Hierarchy remains the best way to manage organisations, but it needs to be flexible enough to make staff at all levels feel empowered.

We’re stuck with hierarchy, says Lindy Greer, associate professor of management and organisations at the University of Michigan’s Ross School of Business. Until there’s an effective alternative, the best way to mitigate the rigidity of chain of command is to build flexibility into its structure like the Navy SEALs do. Interviewed for MIT Sloan Management Review, Greer explains how to build a flexible hierarchy.


All organisations need some kind of leadership structure. Hierarchy is simple – it makes it easy to design ways for groups to work together, makes it easier to quantify job roles, and it makes hiring more specific.

Hierarchy works particularly well “under uncertain conditions or when the task is unclear” – like, Greer says, in firms characterised by remote working, where the remote workforce has to be “utterly intentional about the way interactions are structured”.

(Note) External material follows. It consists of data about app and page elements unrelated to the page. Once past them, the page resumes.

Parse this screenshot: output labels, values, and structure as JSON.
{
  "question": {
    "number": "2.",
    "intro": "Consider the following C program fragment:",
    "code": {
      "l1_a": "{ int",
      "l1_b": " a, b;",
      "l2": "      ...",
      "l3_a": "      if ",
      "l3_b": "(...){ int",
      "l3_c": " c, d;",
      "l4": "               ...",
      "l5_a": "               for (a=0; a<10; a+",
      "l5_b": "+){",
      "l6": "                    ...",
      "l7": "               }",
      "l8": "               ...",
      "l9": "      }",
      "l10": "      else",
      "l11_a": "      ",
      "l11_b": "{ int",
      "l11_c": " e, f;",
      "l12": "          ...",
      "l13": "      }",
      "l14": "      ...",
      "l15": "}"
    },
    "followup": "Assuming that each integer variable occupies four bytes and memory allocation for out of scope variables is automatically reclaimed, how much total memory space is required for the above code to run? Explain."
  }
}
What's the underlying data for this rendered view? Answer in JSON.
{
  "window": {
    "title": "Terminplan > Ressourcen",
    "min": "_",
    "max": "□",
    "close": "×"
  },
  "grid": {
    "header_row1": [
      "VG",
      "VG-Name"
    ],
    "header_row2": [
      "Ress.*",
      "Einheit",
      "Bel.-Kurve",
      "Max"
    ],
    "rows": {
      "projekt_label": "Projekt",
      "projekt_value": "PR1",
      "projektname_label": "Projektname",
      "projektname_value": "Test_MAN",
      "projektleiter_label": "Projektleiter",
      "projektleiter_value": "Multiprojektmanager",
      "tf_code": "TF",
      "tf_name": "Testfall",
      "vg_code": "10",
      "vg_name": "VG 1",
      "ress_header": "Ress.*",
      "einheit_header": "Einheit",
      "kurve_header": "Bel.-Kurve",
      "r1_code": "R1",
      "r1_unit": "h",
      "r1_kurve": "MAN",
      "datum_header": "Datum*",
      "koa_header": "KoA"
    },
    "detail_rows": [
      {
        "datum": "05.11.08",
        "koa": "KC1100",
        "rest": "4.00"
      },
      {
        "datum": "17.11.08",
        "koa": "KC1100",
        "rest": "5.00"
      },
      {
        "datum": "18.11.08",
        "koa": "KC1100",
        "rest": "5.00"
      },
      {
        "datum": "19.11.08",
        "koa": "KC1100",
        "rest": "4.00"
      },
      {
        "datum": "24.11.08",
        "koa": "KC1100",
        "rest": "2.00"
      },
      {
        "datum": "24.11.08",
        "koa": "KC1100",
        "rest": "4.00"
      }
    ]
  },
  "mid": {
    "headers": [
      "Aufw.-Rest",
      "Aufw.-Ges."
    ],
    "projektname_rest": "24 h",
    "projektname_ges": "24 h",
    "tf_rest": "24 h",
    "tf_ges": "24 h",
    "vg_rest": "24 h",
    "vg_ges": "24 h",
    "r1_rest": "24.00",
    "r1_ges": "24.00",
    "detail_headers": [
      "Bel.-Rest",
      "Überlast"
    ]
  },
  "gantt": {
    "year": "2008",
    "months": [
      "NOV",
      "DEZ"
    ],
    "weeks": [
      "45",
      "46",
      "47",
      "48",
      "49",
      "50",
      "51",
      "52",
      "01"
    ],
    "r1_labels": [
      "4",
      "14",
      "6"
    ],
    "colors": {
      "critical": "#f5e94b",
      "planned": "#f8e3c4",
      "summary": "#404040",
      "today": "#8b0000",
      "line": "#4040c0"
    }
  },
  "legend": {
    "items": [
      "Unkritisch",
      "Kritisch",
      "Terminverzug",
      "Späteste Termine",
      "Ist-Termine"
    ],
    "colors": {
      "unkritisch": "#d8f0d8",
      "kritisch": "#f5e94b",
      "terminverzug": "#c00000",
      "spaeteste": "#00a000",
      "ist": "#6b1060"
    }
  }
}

Wherever you have hierarchy, people try to climb it, and this leads to power struggles and conflicts which negatively impact the firm’s overall performance. In fact, Greer states that 70% of the time, peer disputes result in personal conflict – this ruins the working atmosphere, which is bad for everybody.

Replacing hierarchy with a flat organisational structures creates problems of its own – incoherent and chaotic decision making. Opting for novel structures can create problems too – like when online shoe-seller Zappos tried to replace hierarchy with “flat, cross-functional groups”. The new system required a complex rule book to make it work and when the firm issued an ultimatum to workers to use the new system or leave, one third of the workforce quit.


The trick is to build flexibility into your hierarchy through a combination of leadership training and good design. We can learn a thing or two from the US Navy SEALs who operate different command and control structures depending on whether they’re on a mission or back at base.

On the ground, there’s a strict hierarchy – your superior tells you to jump, you jump; at HQ, everyone is equal – “Navy SEALS literally take their stripes off at the door” – this ensures that everyone from the most junior to the leader has the opportunity to feedback and to give their input when planning future missions.

A flexible hierarchy brings order while reducing internal division by giving everyone the opportunity to be heard.

Source Article: Why Teams Still Need Leaders
Author(s): Lindy Greer, interviewed by Frieda Klotz